(Items from an interface collection)
══════════════════════════════

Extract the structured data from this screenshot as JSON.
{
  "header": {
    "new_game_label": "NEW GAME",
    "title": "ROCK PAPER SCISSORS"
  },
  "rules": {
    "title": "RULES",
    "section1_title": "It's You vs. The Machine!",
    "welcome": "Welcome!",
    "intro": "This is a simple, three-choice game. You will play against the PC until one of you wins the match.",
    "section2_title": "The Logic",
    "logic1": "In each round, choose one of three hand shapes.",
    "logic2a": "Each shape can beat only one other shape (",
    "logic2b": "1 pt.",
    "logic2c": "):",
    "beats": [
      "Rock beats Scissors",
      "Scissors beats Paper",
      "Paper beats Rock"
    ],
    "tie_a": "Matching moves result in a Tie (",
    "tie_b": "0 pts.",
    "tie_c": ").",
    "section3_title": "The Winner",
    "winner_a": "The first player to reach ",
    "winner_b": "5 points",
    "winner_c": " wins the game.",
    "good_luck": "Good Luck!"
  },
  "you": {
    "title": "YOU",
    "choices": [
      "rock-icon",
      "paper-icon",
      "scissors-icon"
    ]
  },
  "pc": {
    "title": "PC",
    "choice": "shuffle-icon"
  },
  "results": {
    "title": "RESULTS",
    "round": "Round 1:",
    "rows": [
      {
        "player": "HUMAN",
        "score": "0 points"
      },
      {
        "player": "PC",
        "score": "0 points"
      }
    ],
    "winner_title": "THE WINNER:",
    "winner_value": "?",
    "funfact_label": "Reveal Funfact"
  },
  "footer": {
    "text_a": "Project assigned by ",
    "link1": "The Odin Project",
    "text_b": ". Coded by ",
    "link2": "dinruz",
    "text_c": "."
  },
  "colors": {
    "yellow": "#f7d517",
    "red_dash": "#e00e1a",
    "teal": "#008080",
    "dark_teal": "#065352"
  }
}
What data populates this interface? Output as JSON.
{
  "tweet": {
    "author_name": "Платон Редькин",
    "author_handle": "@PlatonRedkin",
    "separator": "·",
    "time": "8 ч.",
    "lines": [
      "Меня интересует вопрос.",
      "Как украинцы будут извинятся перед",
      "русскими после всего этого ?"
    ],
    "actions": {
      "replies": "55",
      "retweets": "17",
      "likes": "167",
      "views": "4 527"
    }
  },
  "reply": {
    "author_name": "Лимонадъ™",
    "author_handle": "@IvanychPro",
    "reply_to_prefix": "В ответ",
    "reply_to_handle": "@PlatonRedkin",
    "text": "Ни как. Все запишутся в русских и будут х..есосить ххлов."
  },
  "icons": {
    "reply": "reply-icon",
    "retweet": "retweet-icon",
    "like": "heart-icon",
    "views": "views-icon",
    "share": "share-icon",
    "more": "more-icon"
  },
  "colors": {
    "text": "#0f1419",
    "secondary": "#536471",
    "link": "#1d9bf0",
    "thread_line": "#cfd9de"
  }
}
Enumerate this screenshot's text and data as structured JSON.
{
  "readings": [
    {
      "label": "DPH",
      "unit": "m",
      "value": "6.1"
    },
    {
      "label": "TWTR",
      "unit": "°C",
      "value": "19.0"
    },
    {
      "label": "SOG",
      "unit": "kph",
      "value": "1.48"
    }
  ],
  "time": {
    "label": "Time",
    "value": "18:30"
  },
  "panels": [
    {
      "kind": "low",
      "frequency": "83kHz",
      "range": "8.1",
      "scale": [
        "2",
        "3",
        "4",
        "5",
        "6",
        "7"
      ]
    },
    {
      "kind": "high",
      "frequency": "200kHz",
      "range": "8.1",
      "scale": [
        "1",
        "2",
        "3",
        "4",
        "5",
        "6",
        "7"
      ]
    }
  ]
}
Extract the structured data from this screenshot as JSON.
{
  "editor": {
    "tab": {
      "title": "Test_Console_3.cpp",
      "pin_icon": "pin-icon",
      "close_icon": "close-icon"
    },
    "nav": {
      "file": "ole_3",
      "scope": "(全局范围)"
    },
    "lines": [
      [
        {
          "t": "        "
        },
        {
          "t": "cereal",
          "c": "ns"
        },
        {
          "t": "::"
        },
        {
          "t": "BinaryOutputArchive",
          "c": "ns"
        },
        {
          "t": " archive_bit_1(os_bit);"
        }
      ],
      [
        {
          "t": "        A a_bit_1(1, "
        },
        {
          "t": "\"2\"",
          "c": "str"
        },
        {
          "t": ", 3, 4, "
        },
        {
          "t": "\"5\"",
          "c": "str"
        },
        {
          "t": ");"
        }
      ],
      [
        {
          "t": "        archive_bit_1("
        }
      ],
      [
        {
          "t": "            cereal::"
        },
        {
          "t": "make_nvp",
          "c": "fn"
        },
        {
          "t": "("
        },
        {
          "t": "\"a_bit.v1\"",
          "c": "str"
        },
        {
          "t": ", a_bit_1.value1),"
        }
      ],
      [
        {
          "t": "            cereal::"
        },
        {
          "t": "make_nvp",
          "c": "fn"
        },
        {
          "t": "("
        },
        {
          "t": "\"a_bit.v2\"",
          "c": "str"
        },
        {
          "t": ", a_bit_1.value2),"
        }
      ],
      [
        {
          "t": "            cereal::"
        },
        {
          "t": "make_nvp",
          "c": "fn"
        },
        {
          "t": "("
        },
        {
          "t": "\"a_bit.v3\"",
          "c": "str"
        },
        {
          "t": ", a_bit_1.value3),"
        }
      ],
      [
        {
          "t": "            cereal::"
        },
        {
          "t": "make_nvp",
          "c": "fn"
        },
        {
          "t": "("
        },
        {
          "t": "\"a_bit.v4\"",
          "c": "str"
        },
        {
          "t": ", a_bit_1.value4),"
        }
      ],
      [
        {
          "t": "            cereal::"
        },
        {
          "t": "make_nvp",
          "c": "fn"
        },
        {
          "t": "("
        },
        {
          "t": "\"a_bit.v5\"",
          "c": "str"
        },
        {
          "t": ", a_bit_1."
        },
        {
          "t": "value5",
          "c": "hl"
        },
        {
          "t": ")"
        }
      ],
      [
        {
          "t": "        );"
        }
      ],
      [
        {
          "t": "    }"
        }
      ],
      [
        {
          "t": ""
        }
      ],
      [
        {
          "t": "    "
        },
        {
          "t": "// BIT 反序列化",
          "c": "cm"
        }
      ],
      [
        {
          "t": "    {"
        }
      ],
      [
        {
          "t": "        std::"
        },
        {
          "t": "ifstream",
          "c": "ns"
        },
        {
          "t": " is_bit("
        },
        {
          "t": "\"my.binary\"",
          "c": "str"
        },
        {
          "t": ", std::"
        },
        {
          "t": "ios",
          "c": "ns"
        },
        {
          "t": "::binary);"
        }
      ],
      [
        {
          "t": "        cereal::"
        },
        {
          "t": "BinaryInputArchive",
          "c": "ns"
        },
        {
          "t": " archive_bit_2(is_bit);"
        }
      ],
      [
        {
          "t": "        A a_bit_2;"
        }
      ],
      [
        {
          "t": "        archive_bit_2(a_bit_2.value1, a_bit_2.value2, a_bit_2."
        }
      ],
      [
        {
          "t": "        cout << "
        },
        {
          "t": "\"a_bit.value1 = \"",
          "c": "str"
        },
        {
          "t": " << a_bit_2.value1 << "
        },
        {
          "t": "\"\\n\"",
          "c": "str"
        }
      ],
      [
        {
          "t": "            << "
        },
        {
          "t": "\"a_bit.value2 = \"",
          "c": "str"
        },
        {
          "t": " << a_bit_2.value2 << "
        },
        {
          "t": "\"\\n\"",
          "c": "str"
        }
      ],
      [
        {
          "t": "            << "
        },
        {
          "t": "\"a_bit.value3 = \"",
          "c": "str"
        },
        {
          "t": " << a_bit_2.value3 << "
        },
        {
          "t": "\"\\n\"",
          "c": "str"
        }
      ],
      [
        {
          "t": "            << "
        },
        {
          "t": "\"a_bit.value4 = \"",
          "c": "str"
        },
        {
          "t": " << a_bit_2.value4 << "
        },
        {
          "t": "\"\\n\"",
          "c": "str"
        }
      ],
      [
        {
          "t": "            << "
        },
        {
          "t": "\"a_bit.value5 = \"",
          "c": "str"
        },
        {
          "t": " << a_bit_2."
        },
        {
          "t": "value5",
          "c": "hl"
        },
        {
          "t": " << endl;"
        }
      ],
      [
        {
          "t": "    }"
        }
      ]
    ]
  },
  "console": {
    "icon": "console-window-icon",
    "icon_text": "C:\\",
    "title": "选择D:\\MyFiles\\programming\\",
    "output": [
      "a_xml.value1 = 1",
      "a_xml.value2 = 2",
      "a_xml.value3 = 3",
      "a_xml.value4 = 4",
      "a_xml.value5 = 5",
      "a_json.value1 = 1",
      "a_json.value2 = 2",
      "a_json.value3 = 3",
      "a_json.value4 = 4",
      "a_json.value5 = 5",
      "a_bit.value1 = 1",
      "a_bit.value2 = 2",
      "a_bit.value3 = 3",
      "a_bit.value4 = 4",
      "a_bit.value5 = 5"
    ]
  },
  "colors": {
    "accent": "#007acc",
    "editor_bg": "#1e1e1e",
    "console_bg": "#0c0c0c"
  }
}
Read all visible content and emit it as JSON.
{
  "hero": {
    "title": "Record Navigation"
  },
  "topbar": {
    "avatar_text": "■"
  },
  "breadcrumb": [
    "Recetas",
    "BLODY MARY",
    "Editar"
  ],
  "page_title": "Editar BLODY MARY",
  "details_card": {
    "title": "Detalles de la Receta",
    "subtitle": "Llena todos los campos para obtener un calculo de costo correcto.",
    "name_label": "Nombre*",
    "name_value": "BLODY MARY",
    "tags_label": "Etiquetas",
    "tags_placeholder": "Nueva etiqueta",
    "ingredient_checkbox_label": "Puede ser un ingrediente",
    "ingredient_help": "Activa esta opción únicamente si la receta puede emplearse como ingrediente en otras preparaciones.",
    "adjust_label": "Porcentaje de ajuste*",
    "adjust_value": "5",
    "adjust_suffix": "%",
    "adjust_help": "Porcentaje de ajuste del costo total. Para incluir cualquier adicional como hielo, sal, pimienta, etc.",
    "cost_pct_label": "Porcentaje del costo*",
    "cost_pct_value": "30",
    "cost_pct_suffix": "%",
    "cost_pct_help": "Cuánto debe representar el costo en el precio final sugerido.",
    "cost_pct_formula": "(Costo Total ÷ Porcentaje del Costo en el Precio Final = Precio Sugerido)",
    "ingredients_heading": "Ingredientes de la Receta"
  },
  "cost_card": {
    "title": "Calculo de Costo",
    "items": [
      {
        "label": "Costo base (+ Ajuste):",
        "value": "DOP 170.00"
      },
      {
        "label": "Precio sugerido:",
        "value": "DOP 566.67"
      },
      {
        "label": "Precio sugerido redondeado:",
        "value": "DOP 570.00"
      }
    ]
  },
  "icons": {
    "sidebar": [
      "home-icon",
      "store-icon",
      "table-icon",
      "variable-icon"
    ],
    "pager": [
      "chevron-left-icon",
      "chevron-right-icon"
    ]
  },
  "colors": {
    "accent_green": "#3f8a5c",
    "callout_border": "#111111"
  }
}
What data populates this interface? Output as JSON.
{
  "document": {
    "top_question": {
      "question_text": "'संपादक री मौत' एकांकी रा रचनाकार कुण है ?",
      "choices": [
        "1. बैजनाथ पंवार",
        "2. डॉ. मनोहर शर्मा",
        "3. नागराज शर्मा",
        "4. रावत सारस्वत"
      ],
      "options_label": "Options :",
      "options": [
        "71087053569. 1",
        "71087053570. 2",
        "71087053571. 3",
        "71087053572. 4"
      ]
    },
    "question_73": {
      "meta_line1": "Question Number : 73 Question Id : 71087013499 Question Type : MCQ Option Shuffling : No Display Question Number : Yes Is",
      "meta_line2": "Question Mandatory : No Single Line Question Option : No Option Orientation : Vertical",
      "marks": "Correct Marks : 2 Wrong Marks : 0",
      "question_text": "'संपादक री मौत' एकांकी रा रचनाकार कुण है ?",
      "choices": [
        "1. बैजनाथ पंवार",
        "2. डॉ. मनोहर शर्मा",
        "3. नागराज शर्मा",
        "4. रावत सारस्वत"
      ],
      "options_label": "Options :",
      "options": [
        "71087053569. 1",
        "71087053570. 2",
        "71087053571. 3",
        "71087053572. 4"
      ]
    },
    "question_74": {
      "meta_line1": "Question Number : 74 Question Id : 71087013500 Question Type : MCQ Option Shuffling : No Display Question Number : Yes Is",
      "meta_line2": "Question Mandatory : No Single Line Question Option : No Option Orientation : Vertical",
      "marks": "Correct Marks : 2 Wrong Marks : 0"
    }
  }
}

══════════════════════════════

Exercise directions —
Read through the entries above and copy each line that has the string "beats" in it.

Written answer —
    "beats": [
      "Rock beats Scissors",
      "Scissors beats Paper",
      "Paper beats Rock"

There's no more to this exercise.